Personally I will be losing money as my bonus is being cut. Although we are gaining a pay increase, people who have only been at the company for a few years will be gaining as their basic is to be raised by 2-3 thousand so that it can be a standard rate. I’m on a higher basic because of the length of time at the company.

Now this is all making me wonder whether I have done the right thing by staying at the company so long. After my experience has been taken full advantage of, I now find that new people will be earning what I was on 2 years ago. It’s like a kick in the teeth, being told that new people are to gain a lot of money, while those of us who been there for many years are to be penalised. Some of my colleagues have been at the company 15 years or more.

Now, of course, I’m thinking of looking for another job. I’m pretty sure I won’t be the only person. I think it’s a real pity that loyalty and experience can be treated so flipantly and tossed aside with such ease.

Chinese Whispers

We’re having a lot of changes at work at the moment. There were briefings given out last week while I was on leave, so I’ve yet to get the full details. I have been given a brief overview by our lead agent, and also the opinions of my colleagues. I seem to be getting different information from each person though.

When we are given important information we each take in the bit that is important to us personally, and then we subtley adapt it to meet our requirements. We then pass this information to other people with the slight change, or coloured by our own opinions.

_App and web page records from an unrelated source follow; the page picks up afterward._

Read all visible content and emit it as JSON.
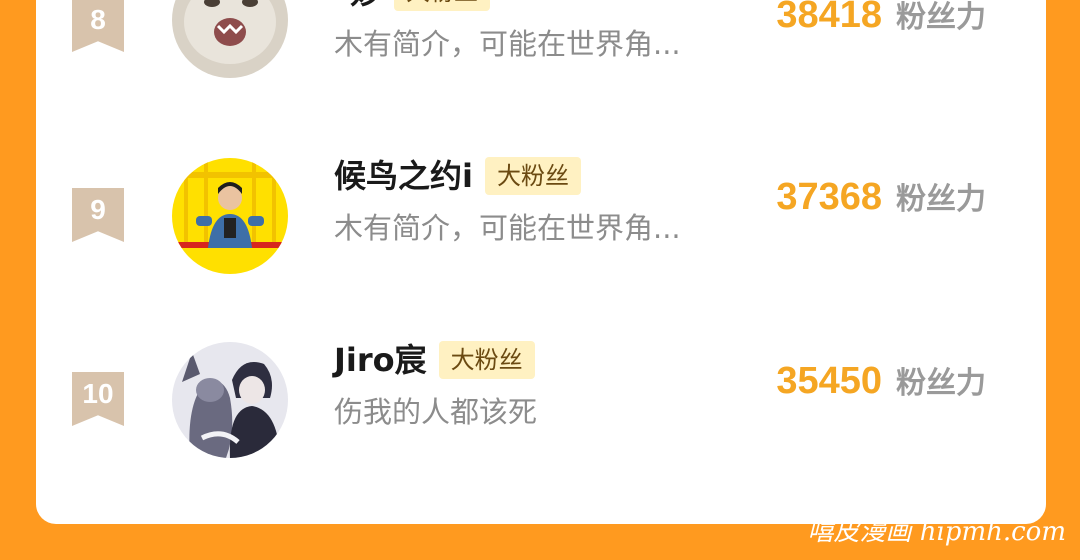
{
  "ranking": {
    "entries": [
      {
        "rank": "8",
        "name": "–妙",
        "badge": "大粉丝",
        "bio": "木有简介，可能在世界角...",
        "score": "38418",
        "score_unit": "粉丝力",
        "avatar_icon": "cat-avatar"
      },
      {
        "rank": "9",
        "name": "候鸟之约i",
        "badge": "大粉丝",
        "bio": "木有简介，可能在世界角...",
        "score": "37368",
        "score_unit": "粉丝力",
        "avatar_icon": "person-avatar"
      },
      {
        "rank": "10",
        "name": "Jiro宸",
        "badge": "大粉丝",
        "bio": "伤我的人都该死",
        "score": "35450",
        "score_unit": "粉丝力",
        "avatar_icon": "anime-characters-avatar"
      }
    ]
  },
  "watermark": "嘻皮漫画 hipmh.com",
  "colors": {
    "background": "#FF9A1F",
    "panel": "#FFFFFF",
    "score": "#F5A623",
    "badge_bg": "#FFF1C2",
    "rank_bg": "#D8C3AC"
  }
}
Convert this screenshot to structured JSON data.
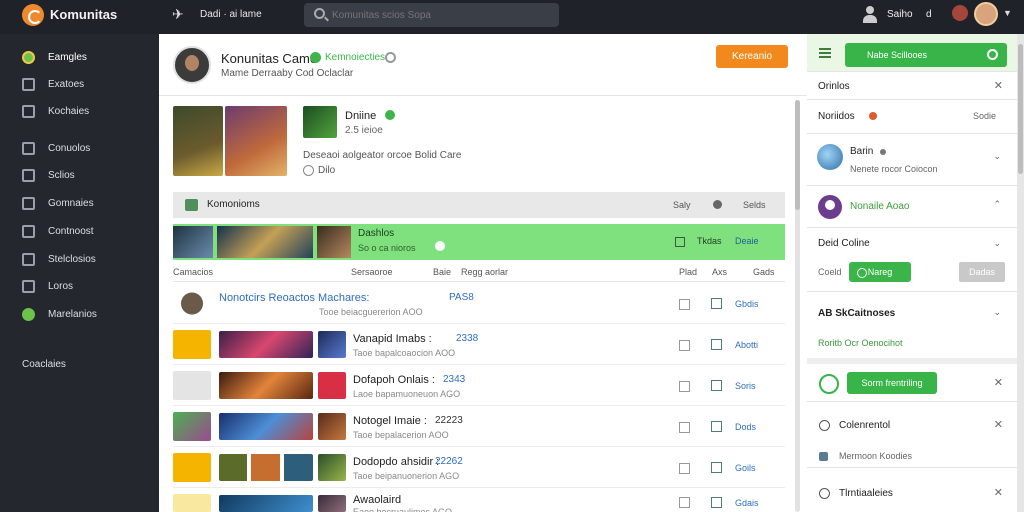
{
  "app": {
    "title": "Komunitas"
  },
  "topbar": {
    "nav_text": "Dadi · ai lame",
    "search_placeholder": "Komunitas scios Sopa",
    "user_label": "Saiho",
    "small_label": "d"
  },
  "sidebar": {
    "items": [
      {
        "label": "Eamgles",
        "icon": "rocket-icon"
      },
      {
        "label": "Exatoes",
        "icon": "square-icon"
      },
      {
        "label": "Kochaies",
        "icon": "window-icon"
      },
      {
        "label": "Conuolos",
        "icon": "grid-icon"
      },
      {
        "label": "Sclios",
        "icon": "chart-icon"
      },
      {
        "label": "Gomnaies",
        "icon": "calendar-icon"
      },
      {
        "label": "Contnoost",
        "icon": "box-icon"
      },
      {
        "label": "Stelclosios",
        "icon": "list-icon"
      },
      {
        "label": "Loros",
        "icon": "page-icon"
      },
      {
        "label": "Marelanios",
        "icon": "puzzle-icon"
      }
    ],
    "footer": "Coaclaies"
  },
  "profile": {
    "name": "Konunitas Came",
    "status": "Kemnoiecties",
    "sub": "Mame Derraaby Cod Oclaclar",
    "cta": "Kereanio"
  },
  "feature": {
    "title": "Dniine",
    "sub": "2.5 ieioe",
    "desc": "Deseaoi aolgeator orcoe Bolid Care",
    "link": "Dilo"
  },
  "section": {
    "title": "Komonioms",
    "c1": "Saly",
    "c2": "Selds"
  },
  "highlight": {
    "title": "Dashlos",
    "sub": "So o ca nioros",
    "l1": "Tkdas",
    "l2": "Deaie"
  },
  "columns": [
    "Camacios",
    "Sersaoroe",
    "Baie",
    "Regg aorlar",
    "Plad",
    "Axs",
    "Gads"
  ],
  "rows": [
    {
      "title": "Nonotcirs  Reoactos Machares:",
      "code": "PAS8",
      "sub": "Tooe beiacguererion  AOO",
      "link": "Gbdis"
    },
    {
      "title": "Vanapid Imabs :",
      "code": "2338",
      "sub": "Taoe bapalcoaocion  AOO",
      "link": "Abotti"
    },
    {
      "title": "Dofapoh Onlais :",
      "code": "2343",
      "sub": "Laoe bapamuoneuon  AGO",
      "link": "Soris"
    },
    {
      "title": "Notogel Imaie :",
      "code": "22223",
      "sub": "Taoe bepalacerion  AOO",
      "link": "Dods"
    },
    {
      "title": "Dodopdo ahsidir :",
      "code": "22262",
      "sub": "Taoe beipanuonerion  AGO",
      "link": "Goils"
    },
    {
      "title": "Awaolaird",
      "code": "",
      "sub": "Eaoe becruaulimes  AGO",
      "link": "Gdais"
    }
  ],
  "right": {
    "top_btn": "Nabe Scillooes",
    "options": "Orinlos",
    "notif": "Noriidos",
    "notif_right": "Sodie",
    "user_name": "Barin",
    "user_sub": "Nenete rocor Coiocon",
    "friends": "Nonaile Aoao",
    "online_title": "Deid Coline",
    "online_label": "Coeld",
    "online_btn": "Nareg",
    "online_gray": "Dadas",
    "ach_title": "AB SkCaitnoses",
    "ach_link": "Roritb Ocr Oenocihot",
    "act_btn": "Sorm frentriling",
    "comm_title": "Colenrentol",
    "comm_sub": "Mermoon Koodies",
    "trans": "Tlrntiaaleies"
  },
  "colors": {
    "accent": "#38b449",
    "orange": "#f2891d",
    "sidebar": "#24282e"
  }
}
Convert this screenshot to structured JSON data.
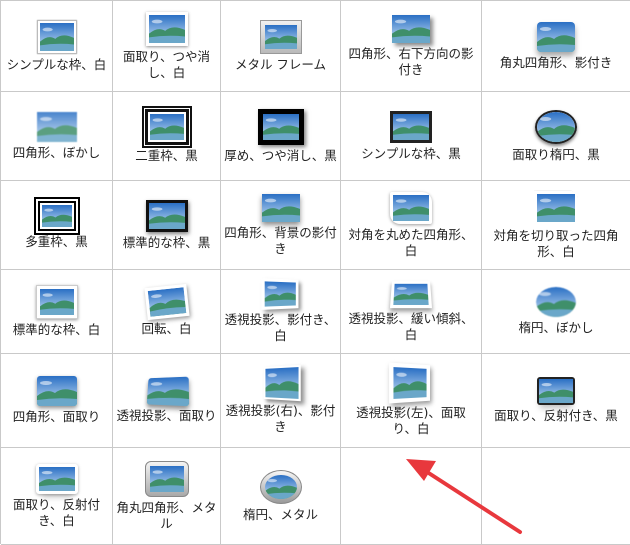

This information can then either become good news or bad news.

I’d rather get the information from the proverbial horse’s mouth. I’m one of those people who can’t accept what I’m being told until it comes first hand, or I’ve experienced it, or I’ve done enough research to formulate an opionion based on both positive and negative information.

The current briefings are about pay and bonus structures. Very imporant stuff for any employee. I’ve decided to hold my opinion until I’ve had the full information. And although I will listen to the opinions of my colleagues, I will not allow them to worry me.

Margaret Road Wednesbury WS10 7QT 07505067286 naturalmatrixtherapy@outlook.com By appointment only, so please contact me to discuss available times.